Last year I conducted some accidental experiments with tomatoes, as my tomato seedlings didn’t get out into their final pots until July. The result: fewer tomatoes, and most of them still green by October when I finally had to take them in. (I did get some very nice green tomato chutney, though). This year, the first seedlings were planted out in early May, and they’re already starting to flower. I’ve also found in the past through experimentation that tomatoes do much better in pots on my south-facing balcony than on the allotment, so the balcony is crammed with them and I’m looking forward to the first eating.

Experimental gardening does invariably involve a few failures, but at the least you wind up better informed about why the usual rules are what they are; and you may get surprisingly positive results.
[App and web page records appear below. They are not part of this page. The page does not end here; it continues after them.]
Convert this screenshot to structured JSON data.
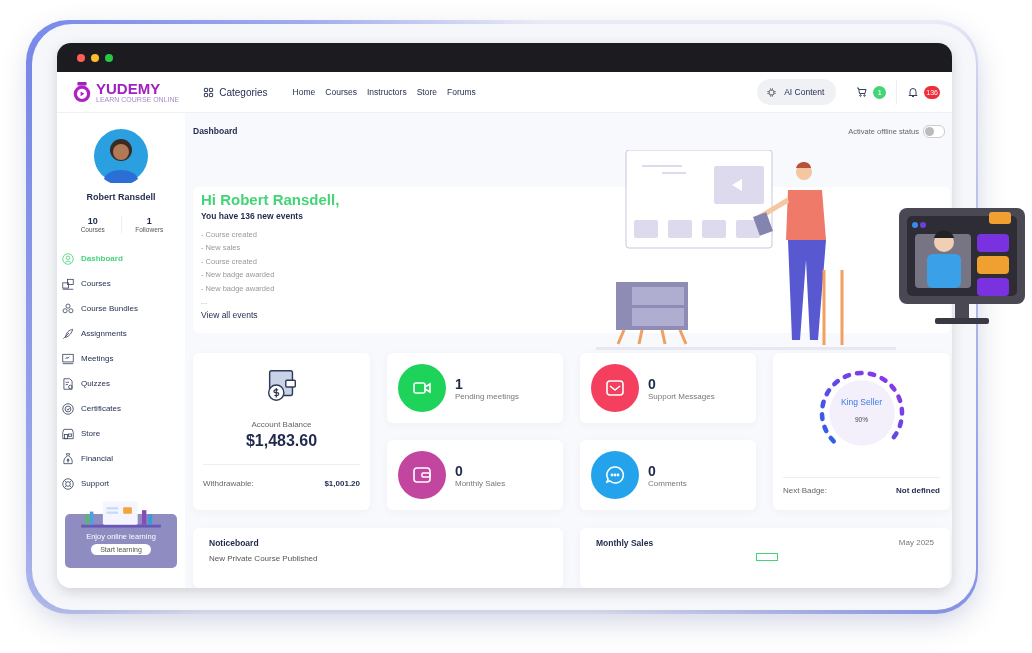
{
  "window": {
    "controls": [
      {
        "color": "#ff5f57"
      },
      {
        "color": "#febc2e"
      },
      {
        "color": "#28c840"
      }
    ]
  },
  "header": {
    "logo": "YUDEMY",
    "tagline": "LEARN COURSE ONLINE",
    "categories": "Categories",
    "nav": [
      "Home",
      "Courses",
      "Instructors",
      "Store",
      "Forums"
    ],
    "ai_button": "AI Content",
    "cart_count": "1",
    "notification_count": "136"
  },
  "sidebar": {
    "name": "Robert Ransdell",
    "stats": [
      {
        "value": "10",
        "label": "Courses"
      },
      {
        "value": "1",
        "label": "Followers"
      }
    ],
    "items": [
      {
        "label": "Dashboard",
        "kind": "dashboard",
        "selected": true
      },
      {
        "label": "Courses",
        "kind": "courses",
        "selected": false
      },
      {
        "label": "Course Bundles",
        "kind": "bundles",
        "selected": false
      },
      {
        "label": "Assignments",
        "kind": "assignments",
        "selected": false
      },
      {
        "label": "Meetings",
        "kind": "meetings",
        "selected": false
      },
      {
        "label": "Quizzes",
        "kind": "quizzes",
        "selected": false
      },
      {
        "label": "Certificates",
        "kind": "certificates",
        "selected": false
      },
      {
        "label": "Store",
        "kind": "store",
        "selected": false
      },
      {
        "label": "Financial",
        "kind": "financial",
        "selected": false
      },
      {
        "label": "Support",
        "kind": "support",
        "selected": false
      }
    ],
    "promo": {
      "text": "Enjoy online learning",
      "button": "Start learning"
    }
  },
  "page_title": "Dashboard",
  "offline_toggle": {
    "label": "Activate offline status",
    "on": false
  },
  "hero": {
    "greeting": "Hi Robert Ransdell,",
    "subtitle": "You have 136 new events",
    "events": [
      "- Course created",
      "- New sales",
      "- Course created",
      "- New badge awarded",
      "- New badge awarded",
      "..."
    ],
    "link": "View all events"
  },
  "balance": {
    "label": "Account Balance",
    "amount": "$1,483.60",
    "withdrawable_label": "Withdrawable:",
    "withdrawable": "$1,001.20"
  },
  "stats": [
    {
      "value": "1",
      "label": "Pending meetings",
      "kind": "meetings",
      "color": "#1ed35a"
    },
    {
      "value": "0",
      "label": "Support Messages",
      "kind": "messages",
      "color": "#f43f5e"
    },
    {
      "value": "0",
      "label": "Monthly Sales",
      "kind": "sales",
      "color": "#c2459f"
    },
    {
      "value": "0",
      "label": "Comments",
      "kind": "comments",
      "color": "#22a3ec"
    }
  ],
  "badge": {
    "name": "King Seller",
    "percent": "90%",
    "next_label": "Next Badge:",
    "next_value": "Not defined"
  },
  "noticeboard": {
    "title": "Noticeboard",
    "items": [
      "New Private Course Published"
    ]
  },
  "monthly_sales": {
    "title": "Monthly Sales",
    "period": "May 2025"
  }
}
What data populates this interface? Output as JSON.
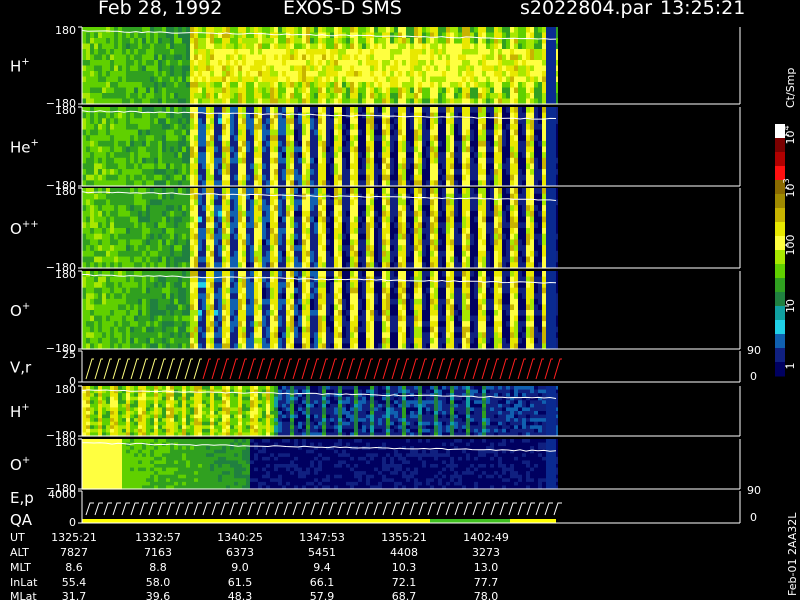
{
  "header": {
    "date": "Feb 28, 1992",
    "instrument": "EXOS-D SMS",
    "file": "s2022804.par",
    "time": "13:25:21"
  },
  "panels": [
    {
      "label": "H",
      "sup": "+",
      "ytop": "180",
      "ybot": "−180"
    },
    {
      "label": "He",
      "sup": "+",
      "ytop": "180",
      "ybot": "−180"
    },
    {
      "label": "O",
      "sup": "++",
      "ytop": "180",
      "ybot": "−180"
    },
    {
      "label": "O",
      "sup": "+",
      "ytop": "180",
      "ybot": "−180"
    },
    {
      "label": "V,r",
      "sup": "",
      "ytop": "25",
      "ybot": "0",
      "rtop": "90",
      "rbot": "0"
    },
    {
      "label": "H",
      "sup": "+",
      "ytop": "180",
      "ybot": "−180"
    },
    {
      "label": "O",
      "sup": "+",
      "ytop": "180",
      "ybot": "−180"
    },
    {
      "label": "E,p",
      "label2": "QA",
      "sup": "",
      "ytop": "4000",
      "ybot": "0",
      "rtop": "90",
      "rbot": "0"
    }
  ],
  "colorbar": {
    "title": "Ct/Smp",
    "ticks": [
      {
        "base": "10",
        "exp": "4"
      },
      {
        "base": "10",
        "exp": "3"
      },
      {
        "base": "100",
        "exp": ""
      },
      {
        "base": "10",
        "exp": ""
      },
      {
        "base": "1",
        "exp": ""
      }
    ],
    "colors": [
      "#ffffff",
      "#7a0000",
      "#b00000",
      "#ff1010",
      "#8a6a00",
      "#a08a00",
      "#c8b400",
      "#e8e800",
      "#ffff40",
      "#a8e800",
      "#60d000",
      "#30a020",
      "#208040",
      "#10a0a0",
      "#20d0e8",
      "#1060b0",
      "#102080",
      "#000060"
    ]
  },
  "footer": {
    "rows": [
      {
        "label": "UT",
        "values": [
          "1325:21",
          "1332:57",
          "1340:25",
          "1347:53",
          "1355:21",
          "1402:49"
        ]
      },
      {
        "label": "ALT",
        "values": [
          "7827",
          "7163",
          "6373",
          "5451",
          "4408",
          "3273"
        ]
      },
      {
        "label": "MLT",
        "values": [
          "8.6",
          "8.8",
          "9.0",
          "9.4",
          "10.3",
          "13.0"
        ]
      },
      {
        "label": "InLat",
        "values": [
          "55.4",
          "58.0",
          "61.5",
          "66.1",
          "72.1",
          "77.7"
        ]
      },
      {
        "label": "MLat",
        "values": [
          "31.7",
          "39.6",
          "48.3",
          "57.9",
          "68.7",
          "78.0"
        ]
      }
    ],
    "stamp": "Feb-01 2AA32L"
  },
  "chart_data": {
    "type": "heatmap",
    "title": "Feb 28, 1992   EXOS-D SMS",
    "subtitle": "s2022804.par  13:25:21",
    "x_ticks": [
      "1325:21",
      "1332:57",
      "1340:25",
      "1347:53",
      "1355:21",
      "1402:49"
    ],
    "series": [
      {
        "name": "H+",
        "y_range": [
          -180,
          180
        ]
      },
      {
        "name": "He+",
        "y_range": [
          -180,
          180
        ]
      },
      {
        "name": "O++",
        "y_range": [
          -180,
          180
        ]
      },
      {
        "name": "O+",
        "y_range": [
          -180,
          180
        ]
      },
      {
        "name": "V,r",
        "y_range": [
          0,
          25
        ],
        "right_range": [
          0,
          90
        ]
      },
      {
        "name": "H+",
        "y_range": [
          -180,
          180
        ]
      },
      {
        "name": "O+",
        "y_range": [
          -180,
          180
        ]
      },
      {
        "name": "E,p",
        "y_range": [
          0,
          4000
        ],
        "right_range": [
          0,
          90
        ]
      }
    ],
    "colorbar_scale": "log",
    "colorbar_range": [
      1,
      10000
    ],
    "colorbar_unit": "Ct/Smp"
  }
}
The usual rules are really just guidelines; it’s only practice (and experiment) that gives you information about your space.

we are weeds, vegetation

Things I do not recommend doing if you are a gardener (or, in fact, even if you’re not, although it does get you out of doing any washing up for about two mnths): breaking your thumb. Despite this handicap, I have managed to be moderately productive on both allotment and balcony over the last month. You would think that weeding might be a one-handed activity, but it turns out that I use the other hand for balance more than I would previously have thought. Nevertheless, in the ongoing battle versus the weeds, I’m just about coming out on top. Two weeks off was more than enough to make it hard to catch back up; but when I did get going on the top bed (planted to roots this year), I found that carrot, beets, and one or two parsnips were making their way through the jungle. (What has happened to the rest of the parnsips? Who knows.)

I’ve also been reading a new book, “Organic Gardening the Natural No-Dig Way”, by Charles Dowding, and so far have come up with a couple of useful messages. The first concerns weeds: “a year of weeds is seven years of seeds”.

This has implications for green manure – if you don’t intend to dig in your manure (see ‘no-dig’), it will go to seed, making more trouble for you in the future. Dowding isn’t in favour of green manures unless (like mustard) they’re killed by frost before seeding.

It also has implications about the amount of work that needs to be done over the winter. This winter I did only very minimal weeding, as the weeds were growing only minimally, but in practice this just meant that I didn’t get on top of it before they went to seed in the spring. I’m definitely seeing the results.

I’ve been reminded during the intensive weeding process of the last couple of weeks of something I read from Bob Flowerdew: that it pays to keep going back to a bed you’ve weeded thoroughly before it obviously needs weeding again. Keep cutting off the tops of the weeds (if using a hoe) or uprooting them (if weeding by hand) and they’ll get weaker, so the job will become progressively easier.

I am constantly debating the issue of whether or not to bother keeping weeds that have gone to seed, and rhizome-type weeds, out of the compost. On the one hand, this is often recommended as otherwise your compost will just grow weeds. On the other hand, I’m never going to get rid of the weeds for ever anyway, and it seems a bit of a waste of compostable material. My current compromise is to leave the rhizome-rooted weeds out on the paths for a week or so to dry up before composting them.

This season I’ve also been thinking more about hoeing to speed up weeding. Making seed rows a hoe’s width apart helps, but the problem I’ve then encountered is that my rows aren’t always straight. With the next lot of planting (which will be the subject of my next post), I intend to actually use pieces of string, as I see the older gardeners on the allotment doing.